Dataset rows for apps and sites -
-- -- --

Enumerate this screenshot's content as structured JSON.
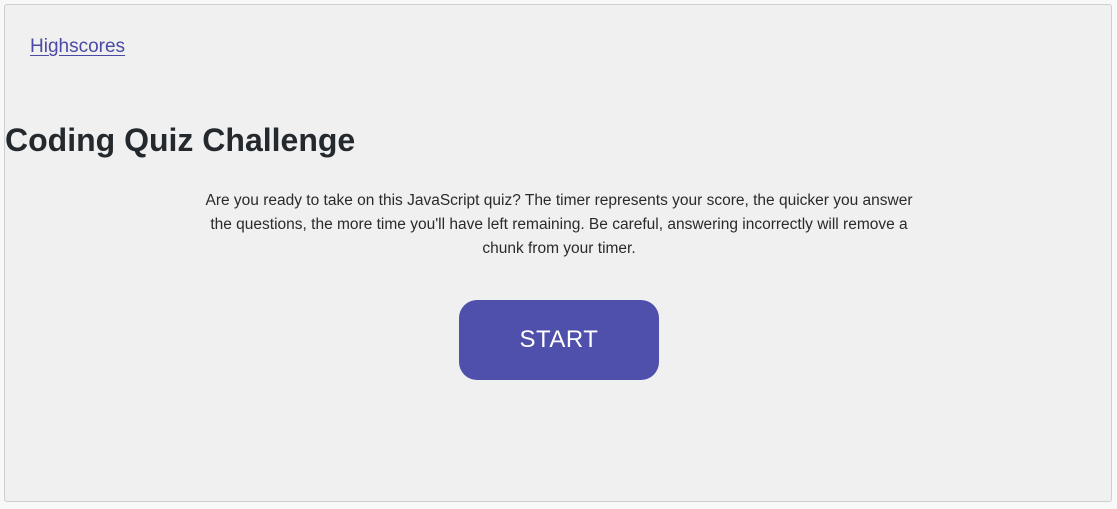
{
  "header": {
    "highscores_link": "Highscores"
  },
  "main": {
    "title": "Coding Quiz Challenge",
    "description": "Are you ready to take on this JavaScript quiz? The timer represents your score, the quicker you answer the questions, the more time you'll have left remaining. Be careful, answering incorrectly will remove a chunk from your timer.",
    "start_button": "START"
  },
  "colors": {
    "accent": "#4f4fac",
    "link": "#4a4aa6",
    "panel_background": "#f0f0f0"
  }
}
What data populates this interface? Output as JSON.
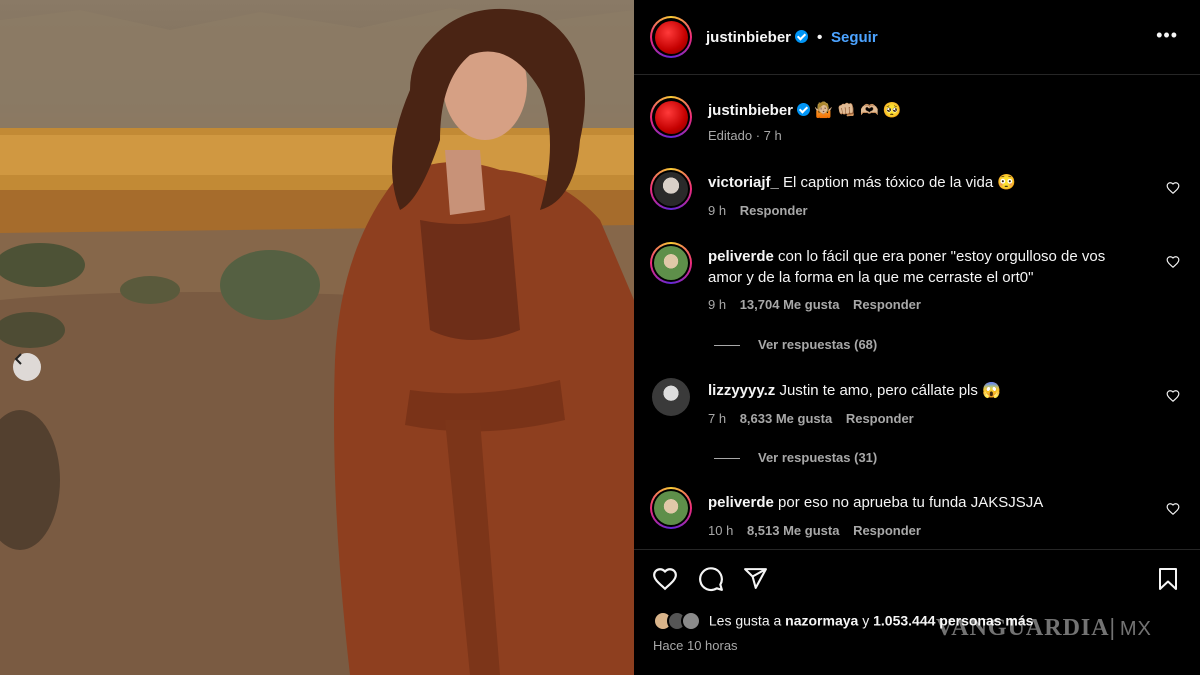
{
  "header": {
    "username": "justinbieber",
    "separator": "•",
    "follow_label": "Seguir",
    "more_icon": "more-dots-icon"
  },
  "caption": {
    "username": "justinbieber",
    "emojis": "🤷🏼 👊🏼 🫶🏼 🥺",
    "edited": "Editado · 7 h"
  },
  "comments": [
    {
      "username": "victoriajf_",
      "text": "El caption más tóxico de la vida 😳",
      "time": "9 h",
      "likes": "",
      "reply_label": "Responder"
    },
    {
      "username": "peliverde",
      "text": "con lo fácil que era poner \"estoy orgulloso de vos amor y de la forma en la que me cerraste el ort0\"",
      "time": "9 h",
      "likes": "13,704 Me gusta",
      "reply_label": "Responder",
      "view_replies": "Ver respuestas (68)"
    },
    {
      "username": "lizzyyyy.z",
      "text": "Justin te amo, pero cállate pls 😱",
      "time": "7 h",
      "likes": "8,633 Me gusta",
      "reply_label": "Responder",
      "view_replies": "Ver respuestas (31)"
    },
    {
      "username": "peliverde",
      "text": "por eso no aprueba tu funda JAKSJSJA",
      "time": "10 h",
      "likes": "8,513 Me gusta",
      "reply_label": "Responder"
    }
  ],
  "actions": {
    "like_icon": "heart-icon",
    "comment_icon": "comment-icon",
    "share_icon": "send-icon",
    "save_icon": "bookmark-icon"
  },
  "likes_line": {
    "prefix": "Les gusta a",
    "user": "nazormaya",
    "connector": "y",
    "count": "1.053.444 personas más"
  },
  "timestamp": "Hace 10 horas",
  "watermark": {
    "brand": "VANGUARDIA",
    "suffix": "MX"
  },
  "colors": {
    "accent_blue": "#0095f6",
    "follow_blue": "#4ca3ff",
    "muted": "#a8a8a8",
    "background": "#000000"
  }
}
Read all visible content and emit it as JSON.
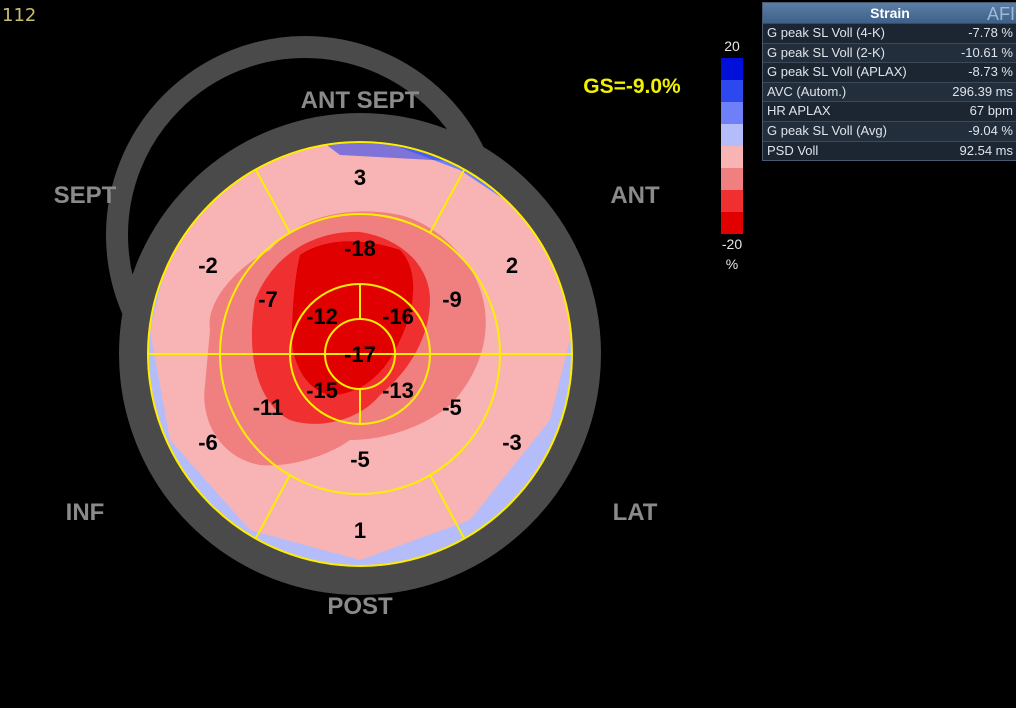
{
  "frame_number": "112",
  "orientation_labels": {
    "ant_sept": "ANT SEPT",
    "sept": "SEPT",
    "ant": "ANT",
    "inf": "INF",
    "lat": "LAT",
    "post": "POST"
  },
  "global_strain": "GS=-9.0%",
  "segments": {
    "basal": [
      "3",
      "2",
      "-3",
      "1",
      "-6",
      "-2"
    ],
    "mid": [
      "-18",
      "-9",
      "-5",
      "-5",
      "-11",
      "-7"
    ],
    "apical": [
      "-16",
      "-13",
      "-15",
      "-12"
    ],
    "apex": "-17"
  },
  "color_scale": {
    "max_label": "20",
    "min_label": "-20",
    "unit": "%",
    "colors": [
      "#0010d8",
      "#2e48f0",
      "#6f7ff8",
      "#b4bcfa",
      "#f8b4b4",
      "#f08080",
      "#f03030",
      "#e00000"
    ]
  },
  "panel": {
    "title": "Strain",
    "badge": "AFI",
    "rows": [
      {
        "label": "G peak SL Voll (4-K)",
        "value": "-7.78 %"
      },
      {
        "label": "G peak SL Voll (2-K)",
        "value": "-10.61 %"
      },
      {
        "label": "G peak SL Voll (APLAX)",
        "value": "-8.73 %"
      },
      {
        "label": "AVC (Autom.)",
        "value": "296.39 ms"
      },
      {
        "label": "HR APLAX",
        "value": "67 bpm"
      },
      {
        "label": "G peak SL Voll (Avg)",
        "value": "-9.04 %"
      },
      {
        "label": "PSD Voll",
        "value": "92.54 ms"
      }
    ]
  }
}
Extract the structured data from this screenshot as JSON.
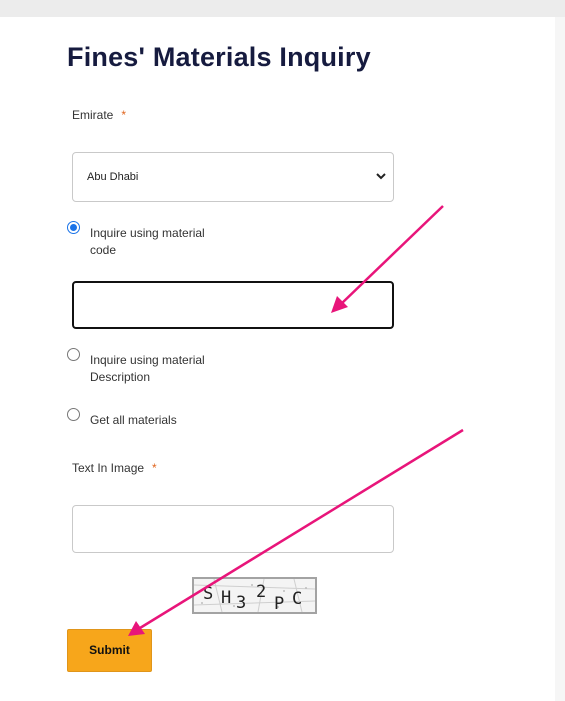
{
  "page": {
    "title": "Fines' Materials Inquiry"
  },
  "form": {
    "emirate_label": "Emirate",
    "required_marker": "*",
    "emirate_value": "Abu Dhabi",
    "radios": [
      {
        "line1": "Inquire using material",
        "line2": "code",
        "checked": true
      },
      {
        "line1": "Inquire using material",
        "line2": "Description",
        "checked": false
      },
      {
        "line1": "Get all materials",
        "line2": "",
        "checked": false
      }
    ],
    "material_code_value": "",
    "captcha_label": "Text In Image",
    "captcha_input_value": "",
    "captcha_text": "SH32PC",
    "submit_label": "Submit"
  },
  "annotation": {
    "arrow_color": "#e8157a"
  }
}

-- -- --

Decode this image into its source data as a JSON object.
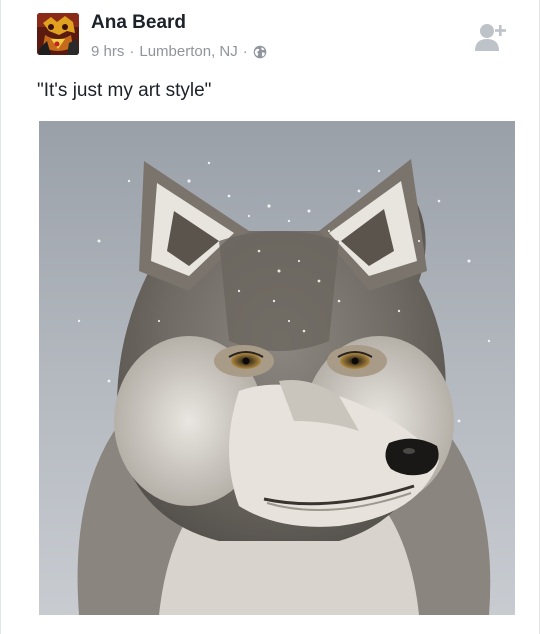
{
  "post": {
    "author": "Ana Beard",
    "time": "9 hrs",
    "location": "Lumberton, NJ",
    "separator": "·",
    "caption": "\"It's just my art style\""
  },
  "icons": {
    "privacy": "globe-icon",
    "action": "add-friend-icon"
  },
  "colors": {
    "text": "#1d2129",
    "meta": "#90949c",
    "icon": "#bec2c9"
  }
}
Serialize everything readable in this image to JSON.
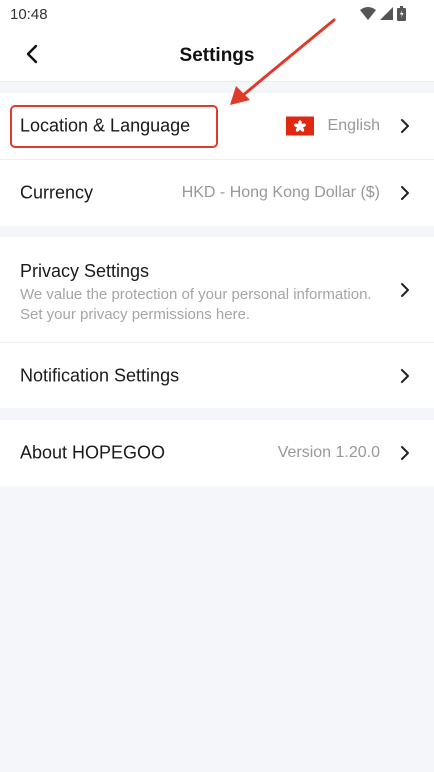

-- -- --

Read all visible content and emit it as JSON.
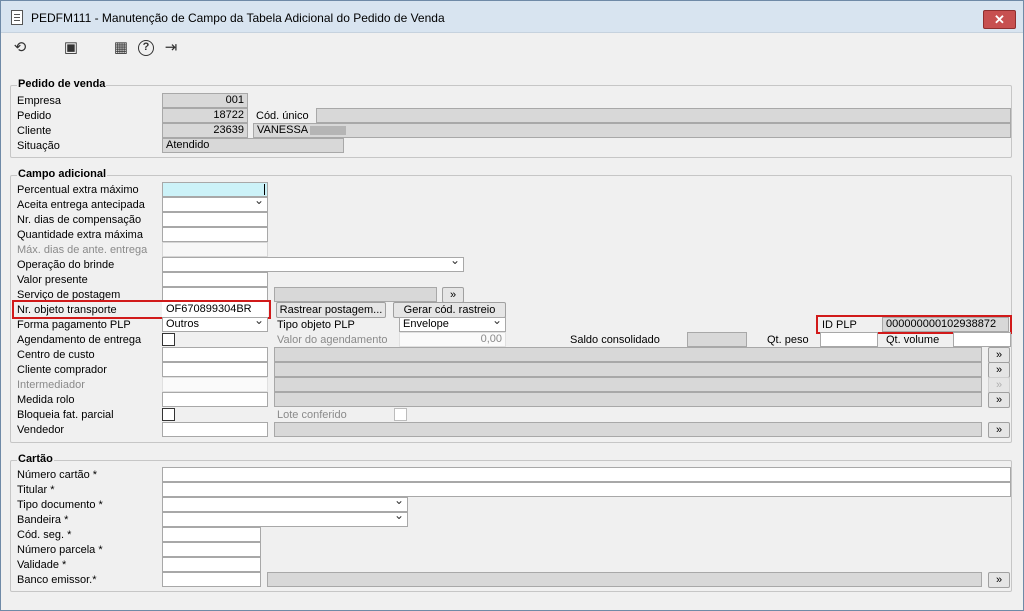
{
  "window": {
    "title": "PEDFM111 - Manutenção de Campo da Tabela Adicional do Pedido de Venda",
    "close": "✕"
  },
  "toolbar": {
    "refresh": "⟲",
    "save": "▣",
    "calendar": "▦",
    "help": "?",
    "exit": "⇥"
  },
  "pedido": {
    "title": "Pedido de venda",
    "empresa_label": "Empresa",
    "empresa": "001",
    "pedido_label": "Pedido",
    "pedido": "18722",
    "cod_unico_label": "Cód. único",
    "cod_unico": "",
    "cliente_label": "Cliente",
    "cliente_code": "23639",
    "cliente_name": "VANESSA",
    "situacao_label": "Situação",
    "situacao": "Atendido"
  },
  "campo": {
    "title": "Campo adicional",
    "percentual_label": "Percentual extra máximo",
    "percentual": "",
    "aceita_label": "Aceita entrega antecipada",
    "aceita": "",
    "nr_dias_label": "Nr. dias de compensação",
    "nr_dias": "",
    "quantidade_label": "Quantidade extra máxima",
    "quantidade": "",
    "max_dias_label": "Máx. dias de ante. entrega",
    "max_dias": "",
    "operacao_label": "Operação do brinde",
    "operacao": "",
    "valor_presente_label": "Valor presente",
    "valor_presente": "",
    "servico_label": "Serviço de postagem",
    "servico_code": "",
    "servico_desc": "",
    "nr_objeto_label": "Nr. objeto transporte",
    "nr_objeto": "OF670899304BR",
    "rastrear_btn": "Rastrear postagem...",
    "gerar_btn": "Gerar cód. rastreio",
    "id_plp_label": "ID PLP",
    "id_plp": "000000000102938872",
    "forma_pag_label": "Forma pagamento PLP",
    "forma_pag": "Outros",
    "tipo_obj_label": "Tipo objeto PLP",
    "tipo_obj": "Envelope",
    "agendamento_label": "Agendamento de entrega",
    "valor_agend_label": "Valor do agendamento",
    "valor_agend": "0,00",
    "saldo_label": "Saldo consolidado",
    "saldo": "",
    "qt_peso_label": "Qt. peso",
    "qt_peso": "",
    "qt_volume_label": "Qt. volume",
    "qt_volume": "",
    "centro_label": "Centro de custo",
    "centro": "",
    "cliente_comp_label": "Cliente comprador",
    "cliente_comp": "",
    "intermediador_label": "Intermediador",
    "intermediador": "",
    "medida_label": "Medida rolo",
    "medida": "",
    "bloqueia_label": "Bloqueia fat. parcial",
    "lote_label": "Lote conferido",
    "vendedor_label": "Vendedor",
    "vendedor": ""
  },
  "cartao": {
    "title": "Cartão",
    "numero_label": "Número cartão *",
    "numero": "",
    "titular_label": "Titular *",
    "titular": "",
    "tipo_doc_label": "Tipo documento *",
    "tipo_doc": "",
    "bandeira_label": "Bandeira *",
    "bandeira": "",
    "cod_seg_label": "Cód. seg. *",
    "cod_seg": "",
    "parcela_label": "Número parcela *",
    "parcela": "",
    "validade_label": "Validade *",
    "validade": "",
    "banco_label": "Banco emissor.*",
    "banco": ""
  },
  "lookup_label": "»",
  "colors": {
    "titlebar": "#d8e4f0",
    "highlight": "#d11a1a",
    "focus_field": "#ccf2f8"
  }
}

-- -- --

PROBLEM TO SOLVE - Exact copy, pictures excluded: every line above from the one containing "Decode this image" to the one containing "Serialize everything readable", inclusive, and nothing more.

ANSWER BOX -
Decode this image into its source data as a JSON object.
{
  "post": {
    "author": "Ana Beard",
    "time": "9 hrs",
    "location": "Lumberton, NJ",
    "separator": "·",
    "caption": "\"It's just my art style\""
  },
  "icons": {
    "privacy": "globe-icon",
    "action": "add-friend-icon"
  },
  "colors": {
    "text": "#1d2129",
    "meta": "#90949c",
    "icon": "#bec2c9"
  }
}
Serialize everything readable in this image to JSON.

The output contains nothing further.